Luv Doc Recommends: Pro Beach Volleyball
Auditorium Shores at the Long Center, Friday, April 29, 2005

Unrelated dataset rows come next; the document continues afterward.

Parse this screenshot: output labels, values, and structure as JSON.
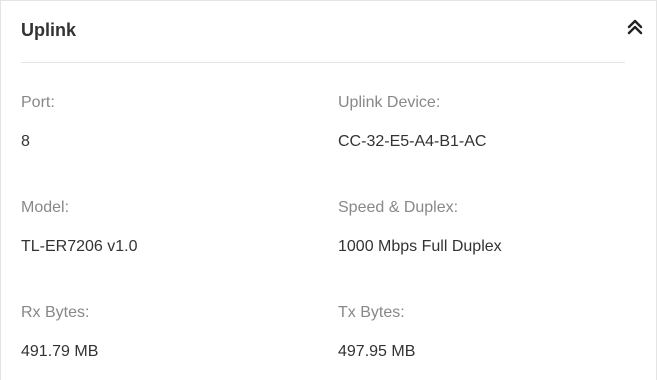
{
  "panel": {
    "title": "Uplink",
    "collapse_icon": "double-chevron-up-icon"
  },
  "fields": {
    "port": {
      "label": "Port:",
      "value": "8"
    },
    "uplink_device": {
      "label": "Uplink Device:",
      "value": "CC-32-E5-A4-B1-AC"
    },
    "model": {
      "label": "Model:",
      "value": "TL-ER7206 v1.0"
    },
    "speed_duplex": {
      "label": "Speed & Duplex:",
      "value": "1000 Mbps Full Duplex"
    },
    "rx_bytes": {
      "label": "Rx Bytes:",
      "value": "491.79 MB"
    },
    "tx_bytes": {
      "label": "Tx Bytes:",
      "value": "497.95 MB"
    }
  },
  "colors": {
    "title_text": "#333333",
    "label_text": "#888888",
    "value_text": "#333333",
    "divider": "#e4e4e4"
  }
}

Though it’s not quite as sedentary as baseball or bass fishing, the sport of volleyball attracts more than its share of drunks, laggards, loafers, and stoners. Maybe it’s the attraction of guarding only a few square feet of real estate – seems manageable enough – or maybe it’s the comforting thought that there’s always someone close by to take the blame for a bad set or a missed volley. A game with such diminished personal responsibility seems tailor-made for contemporary American society. In fact, volleyball was invented in 1896 by a YMCA instructor in Holyoke, Mass., named William Morgan, who felt that basketball was a bit too rigorous for his classes of doughy, red-faced businessmen. So, he set out to create a sport that combined elements of basketball, baseball, tennis, and handball, only without all the effort. The result of this ambitious amalgam he called, “mintonette.” Interestingly, Morgan was also a former Springfield College classmate of James Naismith, who in 1891 invented the game of basketball, but somehow avoided the temptation to call it “hoopanette.” Of course, “basketball” wasn’t exactly breaking open the brain bank, but at least Naismith had enough horse sense to avoid making it sound French. Right, so apparently Springfield College didn’t offer Marketing 101, but the sport took off nonetheless – enough to attract a more suitable moniker and, eventually, the legions of layabouts, louts. and degenerates that made Volleyball what it is today. How? By frustrating the living shit out of all the really competitive, in-shape, sportive types who have taken over nearly every other leisure-time activity short of lawn darts (a sport whose inventor wisely had the prescience not to call “kid darts” but which nonetheless proved to be a dismal failure). Yes, it’s a travesty that real drunks have to heave their darts at a wall in a dark, dingy tavern when they could be outside in the fresh air chucking miniature javelins into the neighbor’s dozing housecat, but these are sober times dominated by sober people. Modern volleyball is no exception. It turns out that it’s a real sport. How can you tell? Two sure signs are corporate sponsorship and competitors with washboard abs – an apt enough description of this weekend’s AVP Nissan Series ’05 pro beach volleyball down at Auditorium Shores. Sure, there’s sand, swimsuits, and beer, but the volleyball is all business: two really kick-ass players per side – no awkward oafs from accounting or beer swilling warehouse workers to muck up the game, just graceful, athletic, pile driving spikes and beautiful, balletic, layout saves. It’s a lot of fun to watch, and really, voyeurism is America’s most popular pastime, isn’t it? Plus, if the volleyball gets boring, there are concerts Friday and Saturday night featuring George Clinton and Parliament and Austin’s own I Love You but I’ve Chosen Darkness – sort of a musical mintonette, if you will.